(App and web page records)

*** Begin section ***

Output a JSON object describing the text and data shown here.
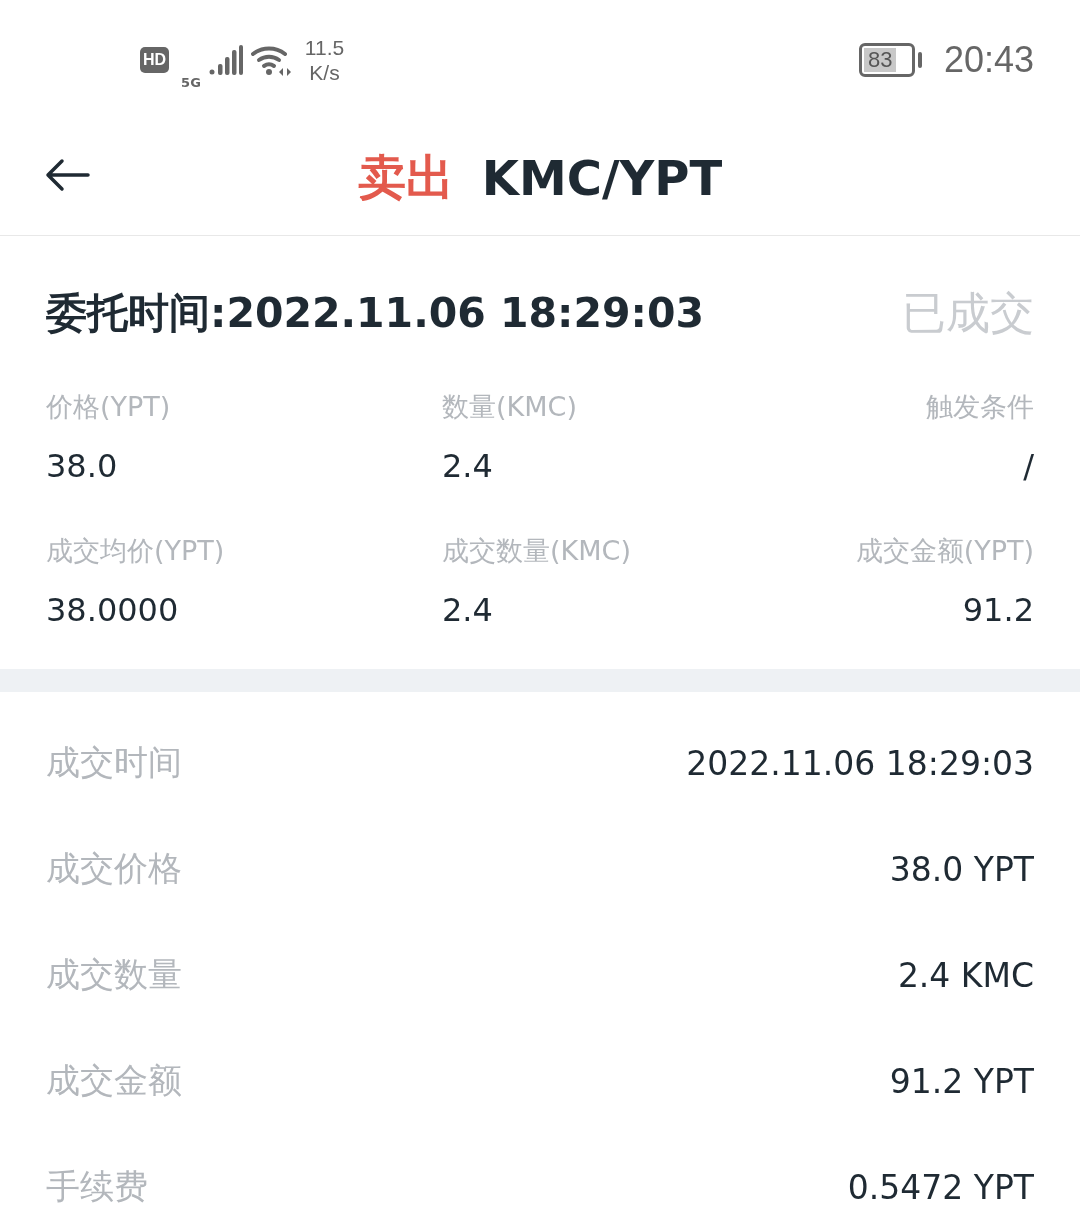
{
  "status_bar": {
    "hd": "HD",
    "network": "5G",
    "speed_value": "11.5",
    "speed_unit": "K/s",
    "battery": "83",
    "time": "20:43"
  },
  "header": {
    "side": "卖出",
    "pair": "KMC/YPT"
  },
  "order": {
    "time_label": "委托时间:2022.11.06 18:29:03",
    "status": "已成交",
    "fields": [
      {
        "label": "价格(YPT)",
        "value": "38.0"
      },
      {
        "label": "数量(KMC)",
        "value": "2.4"
      },
      {
        "label": "触发条件",
        "value": "/"
      },
      {
        "label": "成交均价(YPT)",
        "value": "38.0000"
      },
      {
        "label": "成交数量(KMC)",
        "value": "2.4"
      },
      {
        "label": "成交金额(YPT)",
        "value": "91.2"
      }
    ]
  },
  "details": [
    {
      "label": "成交时间",
      "value": "2022.11.06 18:29:03"
    },
    {
      "label": "成交价格",
      "value": "38.0 YPT"
    },
    {
      "label": "成交数量",
      "value": "2.4 KMC"
    },
    {
      "label": "成交金额",
      "value": "91.2 YPT"
    },
    {
      "label": "手续费",
      "value": "0.5472 YPT"
    }
  ]
}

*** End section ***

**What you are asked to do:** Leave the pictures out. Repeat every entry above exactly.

**Exercise answer:**
Output a JSON object describing the text and data shown here.
{
  "status_bar": {
    "hd": "HD",
    "network": "5G",
    "speed_value": "11.5",
    "speed_unit": "K/s",
    "battery": "83",
    "time": "20:43"
  },
  "header": {
    "side": "卖出",
    "pair": "KMC/YPT"
  },
  "order": {
    "time_label": "委托时间:2022.11.06 18:29:03",
    "status": "已成交",
    "fields": [
      {
        "label": "价格(YPT)",
        "value": "38.0"
      },
      {
        "label": "数量(KMC)",
        "value": "2.4"
      },
      {
        "label": "触发条件",
        "value": "/"
      },
      {
        "label": "成交均价(YPT)",
        "value": "38.0000"
      },
      {
        "label": "成交数量(KMC)",
        "value": "2.4"
      },
      {
        "label": "成交金额(YPT)",
        "value": "91.2"
      }
    ]
  },
  "details": [
    {
      "label": "成交时间",
      "value": "2022.11.06 18:29:03"
    },
    {
      "label": "成交价格",
      "value": "38.0 YPT"
    },
    {
      "label": "成交数量",
      "value": "2.4 KMC"
    },
    {
      "label": "成交金额",
      "value": "91.2 YPT"
    },
    {
      "label": "手续费",
      "value": "0.5472 YPT"
    }
  ]
}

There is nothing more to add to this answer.